Sycamore Tree saga: trade creditor throws spanner in the works

Winding up application against Astoria also carries implications for buyers of Laurel Tree project

Wed, Sep 11, 2019


A TRADE creditor has thrown a spanner in the works for the Sycamore Tree residential project, potentially dragging 180-odd jaded home buyers including those of a related project at Laurel Tree into a protracted nightmare delay just when progress is being made to complete the units.

On Aug 20, unsecured creditor, Jay Machinery Pte Ltd filed a winding up application in Singapore's High Court against Astoria Development, the developer of the 96 residential units and 17 shops in the Sycamore Tree project in Joo Chiat which went bust. Astoria owes Jay Machinery S$1.3 million. The court hearing is scheduled to be heard on Friday, Sept 13, 2019.

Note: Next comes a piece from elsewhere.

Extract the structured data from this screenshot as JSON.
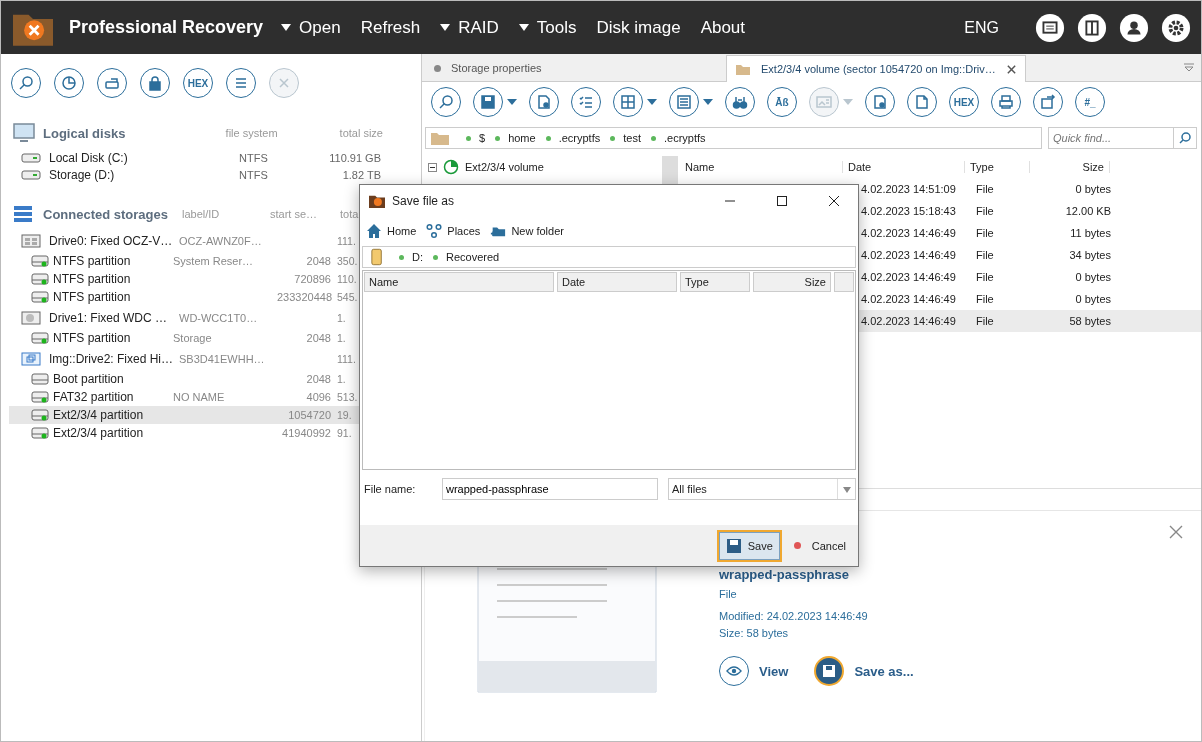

When a company is being liquidated, its assets are collected and sold off to pay debts by an independent liquidator whose powers and duties are regulated by the Companies Act (Cap 50).

The rights of unsecured creditors (home buyers included in this case) over the company's assets are virtually "frozen" upon the commencement of the liquidation to avoid a further deterioration of the company's financial position and proliferation of its liabilities. Unsecured creditors and home buyers are paid on a pari passu basis; that is, they are paid out of the company's assets equally.

"There is no precedent to this case at all. It is not a foregone conclusion that we buyers can get our units because in the event of an liquidation, other unsecured creditors and us are treated equally," lamented one buyer who asked not to be named. "It depends on whether the court will follow strictly the insolvency law or the Housing Developers Rule which is designed to protect buyers, when residential projects go bust before completion.''

When a liquidator is appointed, the project account - where buyers' payments are meant to be safeguarded when they buy from licensed developers - is vested with the liquidator. The rule remains unclear in cases where there is a liquidator and a receiver in place.

In Singapore, a developer has to open a project account to ensure that buyers' monies collected and any loans disbursed for the construction of the building project are deposited into the project account and used specifically for the housing project.

On Tuesday, receivers for both Sycamore Tree and Laurel Tree - partners at KPMG in Singapore, led by Bob Yap, Partner, Head of Restructuring, Singapore and Head of Deal Advisory, ASPAC - told buyers at the respective townhall meetings that they remained committed to their plan to complete both developments.

The receivers intend to file an application to the Court to seek consent to proceed with their plan to complete the project and to hand over the units to the buyers. They intend to ask the Court to regard affected home buyers differently from other unsecured creditors.

Buyers of the two projects were given updates on the progress of a tender process to identify financially sound and quality main contractors and negotiations to determine the cost to take over and to complete the construction.

"Since the last townhall meetings in April, the receivers have reviewed the tender offers from prospective replacement main contractors, shortlisted selected tenderers and are currently engaging them in price negotiations,'' receivers said.

While the buyers of Laurel Tree are not directly affected by the winding up application against Astoria, receivers warned that there might be potential implication to them as the same difficulties would apply if any creditor applies to wind up Lerida, the developer of Laurel Tree, a 70-unit condo in Hillview Terrace.

Like Sycamore Tree, Laurel Tree was supposed to get its TOP in 2016, but the project was abandoned and left uncompleted. Both Astoria and Lerida are linked to Tan Hock Keng, a former known property player and one of the "Geylang Kings" before the Asian Financial Crisis wiped out his property portfolio.

The Business Times understands that the Controller of Housing (COH) is still in the midst of examining the project accounts of both Laurel Tree and Sycamore Tree developments to ascertain if there are any breaches of the statutory rules regulating the operations of the project accounts.

Any breach of the regulations governing the operations of the project accounts is an offence, and offenders may be fined up to S$50,000 and/or imprisoned up to 1 year upon conviction.

The last time Singapore witnessed a case where a developer ran into financial difficulties before project completion was when the developer of office and residential skyscraper Springleaf Tower, a subsidiary of the now defunct Ban Hin Leong Group, faced problems in the late 1990s.

But unlike the Springleaf case, the Laurel Tree and Sycamore Tree projects involved HDB upgraders, some of whom had sold their flats and are incurring rents while waiting for the completion of their new homes.